Technical Abstract: Animal infection models to study Mycobacterium avium subsp. paratuberculosis (MAP) infection are useful for evaluating the efficacy of vaccines and other therapeutics for the prevention or treatment of infection. The goal of the present study was to compare smaller ruminants, sheep and goats, with calves as infection models. Neonatal sheep, goats, and calves (nequal4) received 10 to the forth power 9 cfu of a cattle isolate of MAP in milk replacer on days 0, 3 and 6 in a 12-month study and sampled monthly thereafter. Results demonstrated a robust antigen-specific IFN-' response at 90 days post-inoculation for sheep and goats, with lower responses noted for calves.
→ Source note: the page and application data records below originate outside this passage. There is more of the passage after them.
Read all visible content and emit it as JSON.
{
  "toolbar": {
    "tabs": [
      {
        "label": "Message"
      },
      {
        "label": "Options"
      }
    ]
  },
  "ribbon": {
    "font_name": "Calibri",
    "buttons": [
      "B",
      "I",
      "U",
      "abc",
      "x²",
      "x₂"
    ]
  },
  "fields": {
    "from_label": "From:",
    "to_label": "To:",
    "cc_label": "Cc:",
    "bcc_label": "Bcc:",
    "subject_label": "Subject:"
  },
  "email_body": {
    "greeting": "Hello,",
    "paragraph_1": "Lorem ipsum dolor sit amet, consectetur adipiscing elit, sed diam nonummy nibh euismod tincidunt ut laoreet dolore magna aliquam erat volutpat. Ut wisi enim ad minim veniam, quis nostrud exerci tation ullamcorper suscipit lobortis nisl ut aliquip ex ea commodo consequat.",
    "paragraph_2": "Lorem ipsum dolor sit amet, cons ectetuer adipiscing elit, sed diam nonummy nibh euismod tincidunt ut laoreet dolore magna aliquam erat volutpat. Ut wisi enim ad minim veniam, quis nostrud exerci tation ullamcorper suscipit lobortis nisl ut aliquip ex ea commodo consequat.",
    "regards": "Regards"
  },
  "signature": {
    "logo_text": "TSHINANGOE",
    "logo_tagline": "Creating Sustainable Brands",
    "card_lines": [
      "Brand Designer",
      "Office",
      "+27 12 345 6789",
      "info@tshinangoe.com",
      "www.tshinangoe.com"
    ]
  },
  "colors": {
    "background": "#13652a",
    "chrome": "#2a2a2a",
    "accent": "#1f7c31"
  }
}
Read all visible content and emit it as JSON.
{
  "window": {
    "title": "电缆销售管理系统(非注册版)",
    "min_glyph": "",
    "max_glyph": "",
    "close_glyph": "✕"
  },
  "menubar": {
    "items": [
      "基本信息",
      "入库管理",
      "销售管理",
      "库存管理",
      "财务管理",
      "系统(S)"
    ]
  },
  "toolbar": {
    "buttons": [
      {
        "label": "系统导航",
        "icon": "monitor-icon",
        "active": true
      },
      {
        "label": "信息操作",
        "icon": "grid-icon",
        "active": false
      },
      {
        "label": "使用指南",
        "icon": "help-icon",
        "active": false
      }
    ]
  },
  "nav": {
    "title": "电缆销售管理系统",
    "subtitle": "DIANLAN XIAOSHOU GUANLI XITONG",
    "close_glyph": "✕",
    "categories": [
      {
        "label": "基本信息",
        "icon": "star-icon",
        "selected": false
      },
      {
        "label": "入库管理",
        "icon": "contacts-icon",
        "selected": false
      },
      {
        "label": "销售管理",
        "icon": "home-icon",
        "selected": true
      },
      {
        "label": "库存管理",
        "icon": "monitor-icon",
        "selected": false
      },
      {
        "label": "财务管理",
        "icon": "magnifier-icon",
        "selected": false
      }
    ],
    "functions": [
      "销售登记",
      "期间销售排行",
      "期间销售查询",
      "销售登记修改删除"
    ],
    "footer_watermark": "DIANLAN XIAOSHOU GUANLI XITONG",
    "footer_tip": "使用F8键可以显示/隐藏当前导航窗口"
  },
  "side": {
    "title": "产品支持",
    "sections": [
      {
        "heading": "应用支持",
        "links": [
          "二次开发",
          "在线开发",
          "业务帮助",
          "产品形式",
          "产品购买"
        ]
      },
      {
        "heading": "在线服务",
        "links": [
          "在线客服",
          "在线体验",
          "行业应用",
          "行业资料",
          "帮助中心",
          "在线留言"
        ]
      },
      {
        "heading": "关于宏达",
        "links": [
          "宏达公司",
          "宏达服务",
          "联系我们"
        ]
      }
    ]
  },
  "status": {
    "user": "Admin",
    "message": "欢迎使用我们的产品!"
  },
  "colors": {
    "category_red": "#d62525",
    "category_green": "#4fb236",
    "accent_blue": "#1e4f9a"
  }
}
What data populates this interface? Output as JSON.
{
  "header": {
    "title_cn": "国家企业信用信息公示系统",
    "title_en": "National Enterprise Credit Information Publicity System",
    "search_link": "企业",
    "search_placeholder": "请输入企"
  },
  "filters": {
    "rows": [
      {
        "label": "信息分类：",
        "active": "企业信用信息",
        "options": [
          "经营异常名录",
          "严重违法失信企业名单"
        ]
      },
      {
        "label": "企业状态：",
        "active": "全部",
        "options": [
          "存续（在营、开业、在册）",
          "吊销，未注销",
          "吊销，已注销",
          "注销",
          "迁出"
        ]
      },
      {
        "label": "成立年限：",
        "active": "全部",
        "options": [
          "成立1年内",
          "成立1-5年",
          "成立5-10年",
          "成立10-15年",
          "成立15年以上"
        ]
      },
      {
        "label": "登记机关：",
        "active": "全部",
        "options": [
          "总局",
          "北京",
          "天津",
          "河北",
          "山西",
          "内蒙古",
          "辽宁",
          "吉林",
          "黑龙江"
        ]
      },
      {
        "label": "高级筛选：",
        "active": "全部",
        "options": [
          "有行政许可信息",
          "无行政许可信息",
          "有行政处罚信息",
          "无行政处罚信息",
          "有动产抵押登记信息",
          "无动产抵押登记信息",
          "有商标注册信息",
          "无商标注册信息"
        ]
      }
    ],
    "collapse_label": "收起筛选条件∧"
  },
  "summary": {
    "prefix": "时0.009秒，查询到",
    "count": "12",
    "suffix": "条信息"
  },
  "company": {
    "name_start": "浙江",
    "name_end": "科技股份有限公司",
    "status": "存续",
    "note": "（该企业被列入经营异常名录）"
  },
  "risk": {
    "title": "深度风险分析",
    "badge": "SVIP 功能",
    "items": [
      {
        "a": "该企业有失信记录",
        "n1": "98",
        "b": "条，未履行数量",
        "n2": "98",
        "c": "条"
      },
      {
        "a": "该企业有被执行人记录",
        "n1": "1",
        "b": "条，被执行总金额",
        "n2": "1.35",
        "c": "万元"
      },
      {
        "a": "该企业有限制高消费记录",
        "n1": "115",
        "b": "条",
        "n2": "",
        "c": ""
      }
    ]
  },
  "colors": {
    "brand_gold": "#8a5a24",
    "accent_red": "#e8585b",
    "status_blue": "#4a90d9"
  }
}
By 360 days, IFN-gamma responses were 50 and 82 percent higher for calves than for goats and sheep, respectively. Although MAP-specific antibody responses were first observed in sheep at 90 days, calves had higher antibody responses throughout the remainder of the study. Following pass-through shedding on day 7, fecal shedding was fairly negligible across treatments but remained higher for calves throughout the study. Colonization of tissues was variable within treatment group and was higher for calves and sheep for the majority of tissues. Upon antigen stimulation of PBMCs, higher populations of CD4plus T cells cells and lower populations of gamma/delta TCRplus and NK cells were observed for goats and calves compared to sheep. Relative gene expression of IL-4, IL-12, and IL-17 in PBMCs was higher in goats, corresponding to lower tissue colonization with MAP. These data suggest that ruminant species are fairly comparable as infection models for MAP, but discrete differences in host responses to MAP infection exist between species.